◆ **What to work on**
Filter the entries below, keeping every line that has the word "Tavolo".
☆ ☆ ☆ ☆ ☆
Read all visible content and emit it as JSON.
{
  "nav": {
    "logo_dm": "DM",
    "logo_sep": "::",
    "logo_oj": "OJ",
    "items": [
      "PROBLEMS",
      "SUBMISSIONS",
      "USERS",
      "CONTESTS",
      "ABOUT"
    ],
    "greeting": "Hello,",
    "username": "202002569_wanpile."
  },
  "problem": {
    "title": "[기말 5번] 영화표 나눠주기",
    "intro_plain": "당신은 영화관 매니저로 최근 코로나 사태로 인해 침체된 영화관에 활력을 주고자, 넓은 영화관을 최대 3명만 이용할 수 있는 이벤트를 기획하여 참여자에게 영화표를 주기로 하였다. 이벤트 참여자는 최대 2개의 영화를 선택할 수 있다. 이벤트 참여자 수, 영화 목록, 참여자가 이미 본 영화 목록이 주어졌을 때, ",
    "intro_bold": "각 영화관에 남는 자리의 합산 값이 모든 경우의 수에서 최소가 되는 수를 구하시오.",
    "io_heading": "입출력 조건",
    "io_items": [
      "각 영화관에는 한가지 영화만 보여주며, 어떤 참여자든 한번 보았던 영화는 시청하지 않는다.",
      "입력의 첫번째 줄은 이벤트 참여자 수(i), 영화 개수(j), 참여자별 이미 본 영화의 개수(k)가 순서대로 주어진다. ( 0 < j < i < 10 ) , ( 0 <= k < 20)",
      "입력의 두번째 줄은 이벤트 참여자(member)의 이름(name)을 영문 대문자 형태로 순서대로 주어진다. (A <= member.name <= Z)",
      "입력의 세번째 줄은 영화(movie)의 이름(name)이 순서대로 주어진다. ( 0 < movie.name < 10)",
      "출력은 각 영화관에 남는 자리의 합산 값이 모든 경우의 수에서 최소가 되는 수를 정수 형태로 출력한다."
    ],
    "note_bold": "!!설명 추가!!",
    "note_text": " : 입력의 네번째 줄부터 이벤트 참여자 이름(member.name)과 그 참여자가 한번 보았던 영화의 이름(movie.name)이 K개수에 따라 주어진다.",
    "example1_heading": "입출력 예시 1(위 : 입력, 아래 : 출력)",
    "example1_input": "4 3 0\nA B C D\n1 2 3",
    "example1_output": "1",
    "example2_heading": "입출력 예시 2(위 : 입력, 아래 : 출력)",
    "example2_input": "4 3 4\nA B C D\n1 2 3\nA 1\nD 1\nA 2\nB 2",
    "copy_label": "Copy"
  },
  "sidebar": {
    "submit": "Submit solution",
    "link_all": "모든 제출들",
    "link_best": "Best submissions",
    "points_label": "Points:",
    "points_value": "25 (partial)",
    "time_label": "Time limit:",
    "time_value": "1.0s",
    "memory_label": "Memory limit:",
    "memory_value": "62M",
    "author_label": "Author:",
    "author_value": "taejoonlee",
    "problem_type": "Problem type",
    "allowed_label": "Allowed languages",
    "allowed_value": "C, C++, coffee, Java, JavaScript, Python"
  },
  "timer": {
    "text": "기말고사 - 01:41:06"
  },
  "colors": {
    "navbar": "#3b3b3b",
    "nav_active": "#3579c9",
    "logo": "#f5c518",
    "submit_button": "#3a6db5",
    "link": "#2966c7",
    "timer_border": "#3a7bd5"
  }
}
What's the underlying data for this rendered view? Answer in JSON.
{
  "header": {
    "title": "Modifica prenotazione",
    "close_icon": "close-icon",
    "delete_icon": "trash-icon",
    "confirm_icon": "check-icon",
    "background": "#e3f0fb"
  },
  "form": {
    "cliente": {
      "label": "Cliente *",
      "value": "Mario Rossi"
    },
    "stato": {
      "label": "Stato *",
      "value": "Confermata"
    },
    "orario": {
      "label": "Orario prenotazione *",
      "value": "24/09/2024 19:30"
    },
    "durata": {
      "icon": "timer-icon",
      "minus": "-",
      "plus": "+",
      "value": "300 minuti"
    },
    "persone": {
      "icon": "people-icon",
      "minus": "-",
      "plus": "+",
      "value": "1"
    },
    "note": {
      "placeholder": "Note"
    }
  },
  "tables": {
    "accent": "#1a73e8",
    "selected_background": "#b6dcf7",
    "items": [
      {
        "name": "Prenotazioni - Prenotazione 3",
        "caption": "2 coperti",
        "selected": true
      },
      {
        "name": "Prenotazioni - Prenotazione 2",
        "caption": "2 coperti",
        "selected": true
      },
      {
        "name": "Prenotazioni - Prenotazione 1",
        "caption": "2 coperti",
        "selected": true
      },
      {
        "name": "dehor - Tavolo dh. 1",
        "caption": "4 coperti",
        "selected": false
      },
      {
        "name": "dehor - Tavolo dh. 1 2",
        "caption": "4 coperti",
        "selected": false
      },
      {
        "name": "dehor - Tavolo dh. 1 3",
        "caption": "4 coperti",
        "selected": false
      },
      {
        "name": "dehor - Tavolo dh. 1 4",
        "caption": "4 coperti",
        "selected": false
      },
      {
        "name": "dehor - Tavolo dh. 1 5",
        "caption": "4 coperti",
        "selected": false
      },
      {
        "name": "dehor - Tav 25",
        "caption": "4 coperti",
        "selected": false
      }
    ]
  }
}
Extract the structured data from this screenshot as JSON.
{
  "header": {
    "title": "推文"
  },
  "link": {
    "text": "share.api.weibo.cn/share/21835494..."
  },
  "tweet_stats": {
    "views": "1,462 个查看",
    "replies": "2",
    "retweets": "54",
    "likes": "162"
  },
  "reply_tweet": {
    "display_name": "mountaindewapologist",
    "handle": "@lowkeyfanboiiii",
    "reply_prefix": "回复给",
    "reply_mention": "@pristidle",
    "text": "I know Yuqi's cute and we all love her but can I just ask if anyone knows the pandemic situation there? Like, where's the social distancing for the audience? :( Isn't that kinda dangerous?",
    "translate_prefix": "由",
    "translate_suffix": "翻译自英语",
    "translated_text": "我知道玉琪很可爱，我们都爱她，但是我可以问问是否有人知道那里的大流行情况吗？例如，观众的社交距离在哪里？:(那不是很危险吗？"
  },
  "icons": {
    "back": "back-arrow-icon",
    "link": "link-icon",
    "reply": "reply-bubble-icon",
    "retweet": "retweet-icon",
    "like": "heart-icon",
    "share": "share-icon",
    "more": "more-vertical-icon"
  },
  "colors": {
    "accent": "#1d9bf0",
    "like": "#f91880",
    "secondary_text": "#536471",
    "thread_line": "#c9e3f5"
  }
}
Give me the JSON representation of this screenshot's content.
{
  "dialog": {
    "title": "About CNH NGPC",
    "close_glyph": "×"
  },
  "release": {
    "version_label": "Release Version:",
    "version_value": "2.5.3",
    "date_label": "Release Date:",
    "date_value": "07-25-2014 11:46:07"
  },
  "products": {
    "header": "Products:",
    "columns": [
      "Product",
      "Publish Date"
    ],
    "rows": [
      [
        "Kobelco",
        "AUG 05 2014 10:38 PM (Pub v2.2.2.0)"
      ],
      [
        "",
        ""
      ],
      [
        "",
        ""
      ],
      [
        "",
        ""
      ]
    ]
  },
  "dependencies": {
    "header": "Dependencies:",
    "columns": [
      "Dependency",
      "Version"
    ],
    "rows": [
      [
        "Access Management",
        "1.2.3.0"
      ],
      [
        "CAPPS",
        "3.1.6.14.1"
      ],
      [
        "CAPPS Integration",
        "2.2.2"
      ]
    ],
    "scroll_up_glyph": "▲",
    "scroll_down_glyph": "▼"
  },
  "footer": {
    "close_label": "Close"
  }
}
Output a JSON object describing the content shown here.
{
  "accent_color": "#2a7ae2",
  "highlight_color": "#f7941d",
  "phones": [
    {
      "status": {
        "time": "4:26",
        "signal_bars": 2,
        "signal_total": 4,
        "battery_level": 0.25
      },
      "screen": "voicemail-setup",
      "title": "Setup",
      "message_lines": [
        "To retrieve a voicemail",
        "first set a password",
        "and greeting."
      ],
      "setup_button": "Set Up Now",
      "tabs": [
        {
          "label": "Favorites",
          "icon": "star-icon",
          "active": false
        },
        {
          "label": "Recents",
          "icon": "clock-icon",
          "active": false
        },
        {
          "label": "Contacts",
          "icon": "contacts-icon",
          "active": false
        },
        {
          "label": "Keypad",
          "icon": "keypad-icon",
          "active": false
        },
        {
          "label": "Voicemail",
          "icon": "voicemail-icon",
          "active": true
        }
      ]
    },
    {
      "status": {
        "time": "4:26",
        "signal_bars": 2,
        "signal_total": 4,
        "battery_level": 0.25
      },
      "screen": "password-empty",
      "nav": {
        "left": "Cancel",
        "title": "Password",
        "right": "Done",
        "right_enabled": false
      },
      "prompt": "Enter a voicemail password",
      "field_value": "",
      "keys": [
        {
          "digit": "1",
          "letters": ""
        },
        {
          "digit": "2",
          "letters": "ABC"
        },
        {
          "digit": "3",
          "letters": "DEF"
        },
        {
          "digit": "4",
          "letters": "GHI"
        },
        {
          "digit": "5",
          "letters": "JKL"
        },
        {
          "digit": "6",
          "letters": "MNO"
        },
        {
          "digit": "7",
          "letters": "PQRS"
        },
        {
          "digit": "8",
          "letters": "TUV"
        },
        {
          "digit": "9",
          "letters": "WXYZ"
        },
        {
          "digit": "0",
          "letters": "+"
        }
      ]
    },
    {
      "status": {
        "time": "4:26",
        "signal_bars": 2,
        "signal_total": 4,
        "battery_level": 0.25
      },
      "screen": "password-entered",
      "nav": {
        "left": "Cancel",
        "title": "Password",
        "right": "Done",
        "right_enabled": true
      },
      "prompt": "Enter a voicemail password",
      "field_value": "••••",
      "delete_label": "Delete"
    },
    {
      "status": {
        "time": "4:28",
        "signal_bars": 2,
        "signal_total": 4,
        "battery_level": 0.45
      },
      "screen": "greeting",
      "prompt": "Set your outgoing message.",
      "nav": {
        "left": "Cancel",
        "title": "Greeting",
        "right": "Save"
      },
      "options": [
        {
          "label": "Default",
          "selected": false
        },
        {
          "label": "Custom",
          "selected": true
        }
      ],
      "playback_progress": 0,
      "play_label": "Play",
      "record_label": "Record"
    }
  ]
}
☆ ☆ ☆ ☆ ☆
◆ **Task answer**
        "name": "dehor - Tavolo dh. 1",
        "name": "dehor - Tavolo dh. 1 2",
        "name": "dehor - Tavolo dh. 1 3",
        "name": "dehor - Tavolo dh. 1 4",
        "name": "dehor - Tavolo dh. 1 5",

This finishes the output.